Of course the actual shape of the polyon meshes produced by ‘skinning’ the voxels are dependent on how ‘interesting’ that data is. An unmodified noise function will produce a uniform distribution of forms with no consideration of axis. The actual aesthetic of the terrain comes from the various shaping functions that I developed to ‘carve out’ various selections of noise. A combination of layered octaves are used to modulate each other and a set of modifiers based on vertical position (the higher a point gets the smaller its density becomes) resulted in a nice range of resultant forms. You can use larger and larger scales of noise to mask out regions and superimpose other shaping functions on the basic data. This can help to eliminate the ‘same, same, but different’ feel of many procedural worlds.
I wasnt entirely satisfied by this though, because although it led to an interesting range of forms across a large distance, it meant you are still at the whim of the noise equation in terms of exactly when and where specific forms might appear. We want to be able to guarantee certain features or region types will occur within a particular distance. To accomplish this I wrote a secondary system that uses voronoi diagrams to generate a map of region types that are then used to directly effect the noise shaping functions. Each region type can dictate the form of the terrain, the distribution of resources and the type, frequency and difficulty of enemies. We can control the rarity and size of specific region types over a precise range (exactly 1 flat region per 100×100 units for example). The parameters for the region map are held in a template object and any world generation can be based on any template object, allowing us to produce a wide range of worlds with different distributions of region types.
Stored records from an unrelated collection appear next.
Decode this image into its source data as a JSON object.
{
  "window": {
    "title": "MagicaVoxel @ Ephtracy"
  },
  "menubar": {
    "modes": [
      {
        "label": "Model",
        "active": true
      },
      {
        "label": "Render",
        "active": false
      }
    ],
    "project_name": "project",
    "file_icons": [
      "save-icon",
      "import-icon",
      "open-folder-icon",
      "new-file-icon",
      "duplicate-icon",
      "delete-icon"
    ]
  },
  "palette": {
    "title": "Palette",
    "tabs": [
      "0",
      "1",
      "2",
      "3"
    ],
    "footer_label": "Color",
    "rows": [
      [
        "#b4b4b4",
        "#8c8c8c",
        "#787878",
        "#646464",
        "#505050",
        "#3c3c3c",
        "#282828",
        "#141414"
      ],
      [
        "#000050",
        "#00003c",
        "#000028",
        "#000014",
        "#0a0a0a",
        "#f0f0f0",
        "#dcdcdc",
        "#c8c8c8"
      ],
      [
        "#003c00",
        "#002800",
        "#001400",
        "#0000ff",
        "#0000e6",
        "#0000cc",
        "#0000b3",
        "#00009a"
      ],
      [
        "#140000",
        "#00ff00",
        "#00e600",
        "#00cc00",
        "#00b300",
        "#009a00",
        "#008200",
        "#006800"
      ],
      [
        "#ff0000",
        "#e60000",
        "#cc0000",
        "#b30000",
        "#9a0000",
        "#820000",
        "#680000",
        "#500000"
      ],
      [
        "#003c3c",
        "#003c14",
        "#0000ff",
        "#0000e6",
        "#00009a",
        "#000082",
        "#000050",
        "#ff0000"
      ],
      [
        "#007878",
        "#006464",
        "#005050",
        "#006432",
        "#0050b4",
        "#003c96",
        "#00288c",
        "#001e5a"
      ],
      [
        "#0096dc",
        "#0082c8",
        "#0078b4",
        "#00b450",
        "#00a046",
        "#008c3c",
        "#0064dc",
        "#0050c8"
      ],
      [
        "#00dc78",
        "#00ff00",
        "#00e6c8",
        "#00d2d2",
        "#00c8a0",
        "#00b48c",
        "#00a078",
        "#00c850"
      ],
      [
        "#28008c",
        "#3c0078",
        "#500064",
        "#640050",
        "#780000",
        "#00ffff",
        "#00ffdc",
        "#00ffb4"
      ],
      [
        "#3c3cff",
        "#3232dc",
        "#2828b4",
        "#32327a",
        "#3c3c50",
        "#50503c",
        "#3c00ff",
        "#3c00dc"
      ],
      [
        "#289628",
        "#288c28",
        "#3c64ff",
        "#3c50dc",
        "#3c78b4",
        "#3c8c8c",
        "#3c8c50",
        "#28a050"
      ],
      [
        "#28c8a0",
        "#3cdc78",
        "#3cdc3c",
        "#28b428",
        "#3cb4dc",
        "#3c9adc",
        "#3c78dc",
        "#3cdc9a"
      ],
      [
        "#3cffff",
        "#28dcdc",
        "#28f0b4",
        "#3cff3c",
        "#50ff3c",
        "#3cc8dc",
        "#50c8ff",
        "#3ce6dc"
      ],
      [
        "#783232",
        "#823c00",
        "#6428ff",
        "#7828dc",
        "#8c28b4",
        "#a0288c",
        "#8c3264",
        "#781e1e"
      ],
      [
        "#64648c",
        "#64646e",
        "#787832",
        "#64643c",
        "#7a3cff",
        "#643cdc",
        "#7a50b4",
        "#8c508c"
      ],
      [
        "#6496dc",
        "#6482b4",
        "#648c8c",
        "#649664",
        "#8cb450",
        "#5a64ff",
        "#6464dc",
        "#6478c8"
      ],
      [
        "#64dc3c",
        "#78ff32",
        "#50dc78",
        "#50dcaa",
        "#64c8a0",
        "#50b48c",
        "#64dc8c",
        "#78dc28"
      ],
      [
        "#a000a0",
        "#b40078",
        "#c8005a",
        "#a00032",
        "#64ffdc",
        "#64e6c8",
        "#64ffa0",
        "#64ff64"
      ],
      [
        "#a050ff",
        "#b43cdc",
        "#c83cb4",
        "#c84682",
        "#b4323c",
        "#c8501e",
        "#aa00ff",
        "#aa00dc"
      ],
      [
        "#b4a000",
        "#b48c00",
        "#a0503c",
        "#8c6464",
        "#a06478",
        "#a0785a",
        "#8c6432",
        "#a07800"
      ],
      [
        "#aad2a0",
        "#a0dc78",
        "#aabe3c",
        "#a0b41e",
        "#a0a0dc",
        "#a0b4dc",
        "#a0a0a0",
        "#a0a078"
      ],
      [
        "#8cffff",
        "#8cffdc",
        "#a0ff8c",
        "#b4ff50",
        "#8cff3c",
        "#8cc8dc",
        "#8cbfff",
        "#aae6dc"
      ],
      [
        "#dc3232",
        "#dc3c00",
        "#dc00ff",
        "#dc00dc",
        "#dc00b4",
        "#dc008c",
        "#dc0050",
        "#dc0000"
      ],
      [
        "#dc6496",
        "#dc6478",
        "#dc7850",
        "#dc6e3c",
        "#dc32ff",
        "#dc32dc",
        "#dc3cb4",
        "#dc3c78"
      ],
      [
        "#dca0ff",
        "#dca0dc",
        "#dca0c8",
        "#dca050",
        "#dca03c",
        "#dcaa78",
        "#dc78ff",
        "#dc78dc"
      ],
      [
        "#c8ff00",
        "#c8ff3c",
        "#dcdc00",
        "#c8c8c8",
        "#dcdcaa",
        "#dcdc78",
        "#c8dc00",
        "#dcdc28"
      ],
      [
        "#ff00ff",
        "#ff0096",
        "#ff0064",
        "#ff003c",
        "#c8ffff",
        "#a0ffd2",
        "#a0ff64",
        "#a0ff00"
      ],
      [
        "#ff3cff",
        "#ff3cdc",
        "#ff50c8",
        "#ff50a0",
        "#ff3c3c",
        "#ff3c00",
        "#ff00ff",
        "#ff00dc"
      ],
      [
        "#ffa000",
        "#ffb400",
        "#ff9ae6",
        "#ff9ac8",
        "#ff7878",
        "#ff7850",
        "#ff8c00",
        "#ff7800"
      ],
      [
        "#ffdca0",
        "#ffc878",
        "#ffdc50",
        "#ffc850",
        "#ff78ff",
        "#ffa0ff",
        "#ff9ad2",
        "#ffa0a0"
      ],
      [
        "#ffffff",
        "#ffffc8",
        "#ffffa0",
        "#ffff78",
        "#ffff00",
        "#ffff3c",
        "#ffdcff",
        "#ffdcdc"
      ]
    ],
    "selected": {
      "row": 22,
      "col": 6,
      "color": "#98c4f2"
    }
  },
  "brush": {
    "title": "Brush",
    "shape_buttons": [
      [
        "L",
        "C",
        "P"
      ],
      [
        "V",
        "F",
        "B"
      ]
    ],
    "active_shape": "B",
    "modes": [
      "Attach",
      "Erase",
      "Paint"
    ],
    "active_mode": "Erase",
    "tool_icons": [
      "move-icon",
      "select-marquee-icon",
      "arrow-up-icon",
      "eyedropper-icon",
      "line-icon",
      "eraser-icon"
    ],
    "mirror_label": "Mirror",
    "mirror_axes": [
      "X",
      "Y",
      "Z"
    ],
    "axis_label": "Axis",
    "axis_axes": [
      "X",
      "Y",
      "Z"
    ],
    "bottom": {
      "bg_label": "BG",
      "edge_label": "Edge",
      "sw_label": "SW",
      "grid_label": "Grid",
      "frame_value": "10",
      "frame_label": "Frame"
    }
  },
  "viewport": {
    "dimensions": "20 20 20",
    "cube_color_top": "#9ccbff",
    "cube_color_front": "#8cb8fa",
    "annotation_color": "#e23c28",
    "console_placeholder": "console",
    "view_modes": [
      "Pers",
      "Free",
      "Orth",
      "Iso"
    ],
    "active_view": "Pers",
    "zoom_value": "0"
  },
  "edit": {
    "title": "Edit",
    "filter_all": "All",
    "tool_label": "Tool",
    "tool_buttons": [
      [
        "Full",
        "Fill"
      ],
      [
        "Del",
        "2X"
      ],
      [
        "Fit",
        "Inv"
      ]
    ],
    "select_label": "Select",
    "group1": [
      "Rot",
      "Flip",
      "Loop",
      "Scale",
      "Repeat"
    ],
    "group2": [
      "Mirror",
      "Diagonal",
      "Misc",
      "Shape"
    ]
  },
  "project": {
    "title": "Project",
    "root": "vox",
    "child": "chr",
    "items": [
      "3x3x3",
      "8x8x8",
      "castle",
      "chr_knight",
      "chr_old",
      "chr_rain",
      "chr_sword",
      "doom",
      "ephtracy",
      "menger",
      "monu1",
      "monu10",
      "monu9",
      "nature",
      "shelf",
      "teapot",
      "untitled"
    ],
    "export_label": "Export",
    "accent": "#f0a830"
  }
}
The other aspect of the engine that has been both fascinating and frustrating is the fact that we are generating every world as an infinite plane. You can travel in any direction and the engine will keep making geometry until you reach the compuational limit of your machine. To accomplish this the world is split into regular chunks that are generated when your character moves and are discarded when they go out of range (or rather cached). The noise functions that shape each chunk are tied to the x,y,z co-ordinates of the world and therefore progress logically across any axis. Since the terrain is unmodifiable, we aren’t saving mesh data but regenerating it every time a new chunk is requested. I did try saving the data to speed up chunk generation when revisiting areas, but the filesizes were prohibitive (do you save mesh data, noise data, use RLE…) and the speed gain wasn’t worth it. Each world is based on a seed, which can be generated randomly or dictated, the seed is used for all the geometry and scenery so any player using the same seed will get the same world, same scenery, same enemies and so on.
Of course the world cant be stateless, we are trying to build something persistent. Therefore objects that arent static (consumed resources, enemies defeated etc) are saved per chunk to a world-seed savefile. This ensures that coming back to the same location will not regenerate objects that have been previously destroyed or removed.
You can browse my other work over at Nullpointer.co.uk